Pharmaceutical research and the prescription of medications for what ails a patient is big business in the United States. Each year millions of Americans suffering from a variety of conditions are prescribed drugs to treat what ails them. While they help many of them recover from an illness or manage a chronic health condition, you may wonder what role your pharmacy plays it getting you information about unsafe medications.
A study published in the American Journal of Health-System Pharmacy in February of 2016 shed some light on some interesting on why medications and drugs get recalled by the Food and Drug Administration (FDA).

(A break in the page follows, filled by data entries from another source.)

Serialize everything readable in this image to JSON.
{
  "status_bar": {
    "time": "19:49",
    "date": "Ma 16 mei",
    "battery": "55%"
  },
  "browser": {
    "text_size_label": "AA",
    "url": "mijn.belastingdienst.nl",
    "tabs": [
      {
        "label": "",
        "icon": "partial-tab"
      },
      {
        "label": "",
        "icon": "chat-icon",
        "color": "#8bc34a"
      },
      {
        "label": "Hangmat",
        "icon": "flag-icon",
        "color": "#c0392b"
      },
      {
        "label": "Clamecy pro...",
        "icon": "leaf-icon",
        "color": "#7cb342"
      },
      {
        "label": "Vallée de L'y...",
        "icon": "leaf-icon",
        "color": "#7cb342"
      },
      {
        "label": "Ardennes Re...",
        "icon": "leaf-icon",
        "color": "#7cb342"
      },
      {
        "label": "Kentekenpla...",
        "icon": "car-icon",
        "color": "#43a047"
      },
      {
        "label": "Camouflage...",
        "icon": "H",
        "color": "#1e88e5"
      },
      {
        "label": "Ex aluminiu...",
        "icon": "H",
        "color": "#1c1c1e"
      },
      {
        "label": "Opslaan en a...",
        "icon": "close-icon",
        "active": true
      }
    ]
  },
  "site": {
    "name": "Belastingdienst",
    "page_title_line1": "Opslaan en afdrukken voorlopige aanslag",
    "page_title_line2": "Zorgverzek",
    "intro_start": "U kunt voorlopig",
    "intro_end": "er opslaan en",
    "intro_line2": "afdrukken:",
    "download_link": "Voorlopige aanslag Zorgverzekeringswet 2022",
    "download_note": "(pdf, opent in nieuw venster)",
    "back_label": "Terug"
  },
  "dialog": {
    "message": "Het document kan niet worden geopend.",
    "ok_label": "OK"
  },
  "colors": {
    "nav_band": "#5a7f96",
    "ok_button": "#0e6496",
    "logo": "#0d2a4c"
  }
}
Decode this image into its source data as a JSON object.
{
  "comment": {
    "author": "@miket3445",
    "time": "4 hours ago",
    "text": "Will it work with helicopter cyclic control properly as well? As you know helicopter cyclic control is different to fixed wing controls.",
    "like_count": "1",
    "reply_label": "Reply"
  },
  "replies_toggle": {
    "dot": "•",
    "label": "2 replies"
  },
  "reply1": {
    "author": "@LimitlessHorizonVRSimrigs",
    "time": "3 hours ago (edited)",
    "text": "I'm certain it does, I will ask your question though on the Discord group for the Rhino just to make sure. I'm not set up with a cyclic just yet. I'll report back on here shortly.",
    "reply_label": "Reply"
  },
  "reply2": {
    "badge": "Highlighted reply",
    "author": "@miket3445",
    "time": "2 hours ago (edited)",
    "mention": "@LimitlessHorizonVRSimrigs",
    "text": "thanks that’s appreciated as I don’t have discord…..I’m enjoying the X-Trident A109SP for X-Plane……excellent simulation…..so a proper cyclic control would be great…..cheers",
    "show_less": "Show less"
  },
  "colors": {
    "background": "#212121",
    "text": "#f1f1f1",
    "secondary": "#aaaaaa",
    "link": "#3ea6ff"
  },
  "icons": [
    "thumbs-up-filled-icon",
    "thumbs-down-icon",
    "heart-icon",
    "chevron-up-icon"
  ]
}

If you watch television, then you're bound to have seen a commercial about some type of class-action lawsuit being filed against a pharmaceutical company. One of the primary reasons people join these types of mass lawsuits is to hold those responsible for manufacturing either drugs, vehicles or other consumer products accountable for injuries they've suffered from using them.
With all the stories we hear about people suffering from opioid addictions, most of us likely think that perhaps the most dangerous prescription medication on the market is OxyContin or some other related drug.
When it comes to prescription drugs, there's what's referred to as a "learned intermediary." Medications must be prescribed by a medical provider and/or dispensed by a pharmacist before they get into a patient's hands. Therefore, there are several individuals that bear the responsibility of advising a patient of the potential risks of taking it.
Current government estimates suggest that as many as 70 percent of all Americans take prescription drugs on a regular basis. As alarming as this number might sound, it's even more concerning when we take into account how the Federal Drug Administration (FDA) has begun expediting the approval of prescription drugs in recent years.
As the number of Americans, including many here in Texas, who suffer from Type 2 diabetes grows, the pharmaceutical industry has tried to keep pace and provide medications to help control the condition. If you take any such medications, or any medications for chronic illnesses, you already know that most medications prescribe for them come with some pretty scary side effects.